Exact copies of all the lines below are required, with the pictures omitted.

● **Data records**:
--
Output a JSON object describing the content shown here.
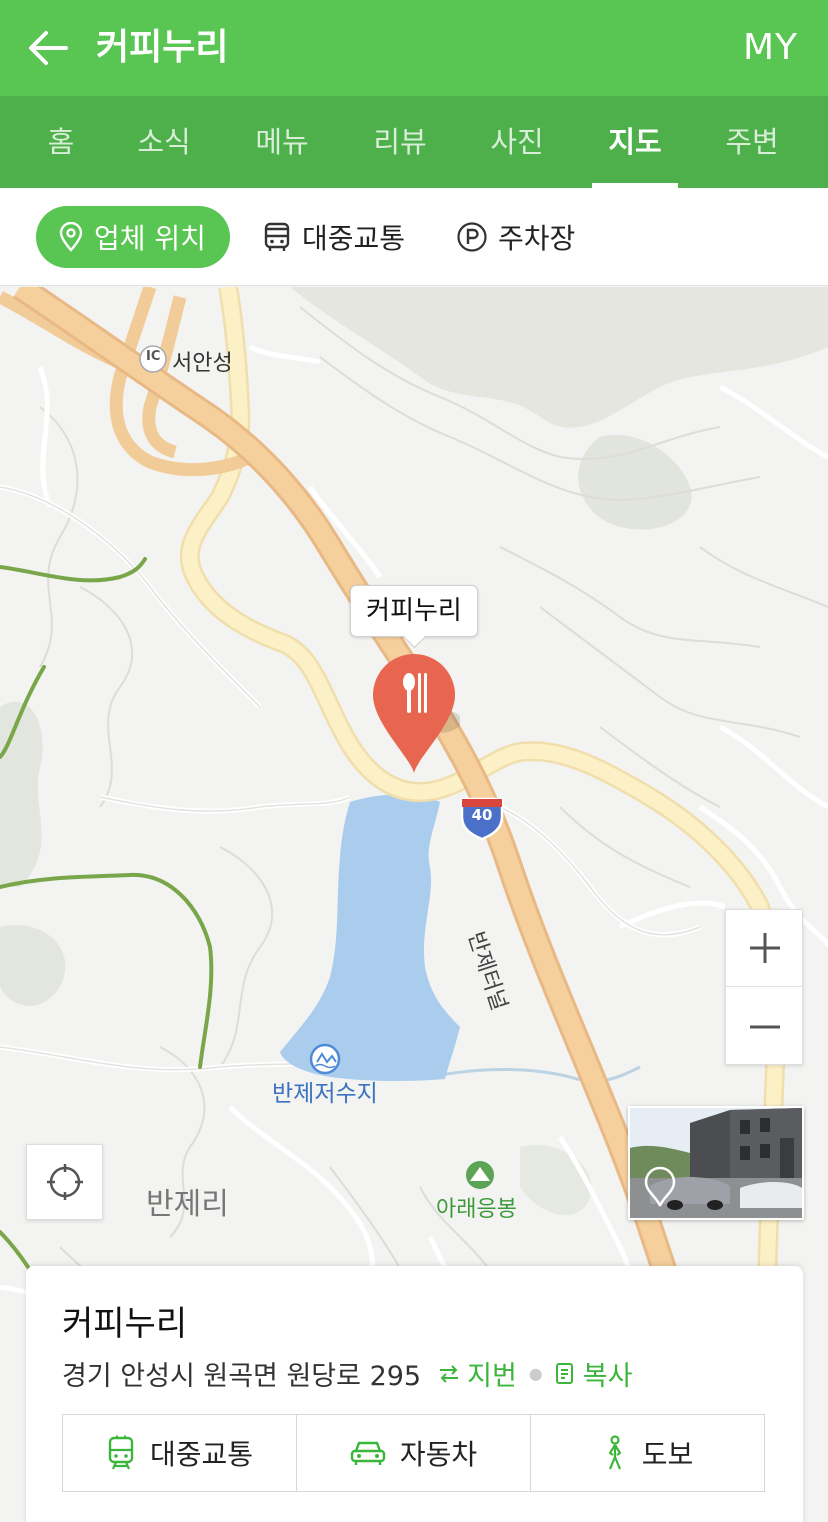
{
  "header": {
    "title": "커피누리",
    "my_label": "MY"
  },
  "tabs": [
    {
      "label": "홈"
    },
    {
      "label": "소식"
    },
    {
      "label": "메뉴"
    },
    {
      "label": "리뷰"
    },
    {
      "label": "사진"
    },
    {
      "label": "지도",
      "active": true
    },
    {
      "label": "주변"
    }
  ],
  "subtabs": {
    "location": "업체 위치",
    "transit": "대중교통",
    "parking": "주차장"
  },
  "map": {
    "marker_label": "커피누리",
    "ic_badge": "IC",
    "labels": {
      "interchange": "서안성",
      "highway_number": "40",
      "tunnel": "반제터널",
      "reservoir": "반제저수지",
      "village": "반제리",
      "peak": "아래응봉"
    }
  },
  "card": {
    "title": "커피누리",
    "address": "경기 안성시 원곡면 원당로 295",
    "lot_number_label": "지번",
    "copy_label": "복사",
    "routes": {
      "transit": "대중교통",
      "car": "자동차",
      "walk": "도보"
    }
  },
  "colors": {
    "header_green": "#59c553",
    "tab_green": "#4db04b",
    "pin_red": "#e8654f",
    "link_green": "#3bb53a"
  }
}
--
● **Worked solution**:
Output a JSON object describing the content shown here.
{
  "header": {
    "title": "커피누리",
    "my_label": "MY"
  },
  "tabs": [
    {
      "label": "홈"
    },
    {
      "label": "소식"
    },
    {
      "label": "메뉴"
    },
    {
      "label": "리뷰"
    },
    {
      "label": "사진"
    },
    {
      "label": "지도",
      "active": true
    },
    {
      "label": "주변"
    }
  ],
  "subtabs": {
    "location": "업체 위치",
    "transit": "대중교통",
    "parking": "주차장"
  },
  "map": {
    "marker_label": "커피누리",
    "ic_badge": "IC",
    "labels": {
      "interchange": "서안성",
      "highway_number": "40",
      "tunnel": "반제터널",
      "reservoir": "반제저수지",
      "village": "반제리",
      "peak": "아래응봉"
    }
  },
  "card": {
    "title": "커피누리",
    "address": "경기 안성시 원곡면 원당로 295",
    "lot_number_label": "지번",
    "copy_label": "복사",
    "routes": {
      "transit": "대중교통",
      "car": "자동차",
      "walk": "도보"
    }
  },
  "colors": {
    "header_green": "#59c553",
    "tab_green": "#4db04b",
    "pin_red": "#e8654f",
    "link_green": "#3bb53a"
  }
}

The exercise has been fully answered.